Worship is not just the portion of time allocated when we sing praises and hymns. It includes also the time allocated for sermons, offering, and thanksgiving, benediction and even announcements. We should stay for announcements because we are part of this body of Christ. The church’s news is our news. I feel disturbed that some of us leave right after the sermons or just before the announcements. Unless it is for something urgent, we should stay on until the end of the entire worship service. From the time we prepare our hearts for the call of worship, to the silent closing prayer, it is all part of the modern Christian worship. It is both personal and corporate.

Secondly, worship includes listening to God’s Word. We need to honor God during sermons. I do understand that generally, sermons in our church may not be as moving or inspiring for some of us. Maybe, the message is too long, too dense; maybe the delivery is boring. I apologize that my sermons have rarely been targeted for youths specifically. There is certainly room for preachers to improve on crafting our sermons. But I do hope that we can learn to respect this time as listening to God’s Word. You are not just listening to the preachers’ voice, but hearing God’s voice, God’s message, speaking to you through the mouthpiece of the preacher.

For a few weeks now, I noticed that some of our youths and young adults are playing games on their handphones, and sometimes, on their parents’ handphones during sermons. Maybe, we need to hear suggestions from parents of how we can minister to our children better during service. But at the mean time, can we refrain from playing games on our handphones? If there is something which you do not agree with or have questions from the sermons, feel free to email or speak with us after the service. In the words of Jerry McGuire, “Help me... help you.”

In closing, I would like us write down these two reflection questions. Have we given our very best in worship? How have we offered our lives as a living and unblemished sacrifice to God every day? Bring them home and discuss them with your family, spouses or children. Discuss them at cell groups. Next week, Pastor Siow Hwee will continue on this theme and speak on the priesthood of all believers. Let us keep these thoughts in mind for the week. Let us pray.

[1]The Holy Bible : New International Version. 1996, c1984 (electronic ed.) (Mal 1:6-14). Grand Rapids: Zondervan.
a Or reasonable
[2]The Holy Bible : New International Version. 1996, c1984 (electronic ed.) (Ro 12:1). Grand Rapids: Zondervan.
a Traditionally peace offering
b The Hebrew word can include both male and female.
[3] [an extract from]

Malachi 1:6–14 (Listen)
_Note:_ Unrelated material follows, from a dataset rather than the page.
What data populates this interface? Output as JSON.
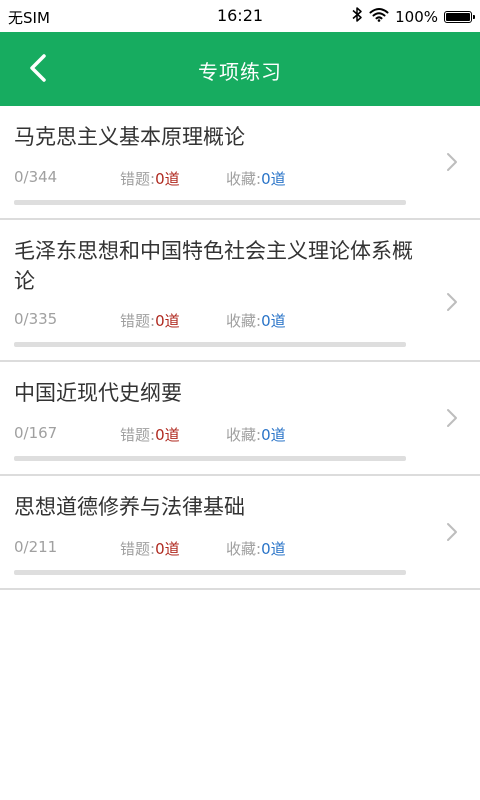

“A son honors his father, and a servant his master. If then I am a father, where is my honor? And if I am a master, where is my fear? says the LORD of hosts to you, O priests, who despise my name. But you say, ‘How have we despised your name?’ By offering polluted food upon my altar. But you say, ‘How have we polluted you?’ By saying that the LORD’s table may be despised. When you offer blind animals in sacrifice, is that not evil? And when you offer those that are lame or sick, is that not evil? Present that to your governor; will he accept you or show you favor? says the LORD of hosts. And now entreat the favor of God, that he may be gracious to us. With such a gift from your hand, will he show favor to any of you? says the LORD of hosts. 10 Oh that there were one among you who would shut the doors, that you might not kindle fire on my altar in vain! I have no pleasure in you, says the LORD of hosts, and I will not accept an offering from your hand. 11 For from the rising of the sun to its setting my name will be great among the nations, and in every place incense will be offered to my name, and a pure offering. For my name will be great among the nations, says the LORD of hosts. 12 But you profane it when you say that the Lord’s table is polluted, and its fruit, that is, its food may be despised. 13 But you say, ‘What a weariness this is,’ and you snort at it, says the LORD of hosts. You bring what has been taken by violence or is lame or sick, and this you bring as your offering! Shall I accept that from your hand? says the LORD. 14 Cursed be the cheat who has a male in his flock, and vows it, and yet sacrifices to the Lord what is blemished. For I am a great King, says the LORD of hosts, and my name will be feared among the nations.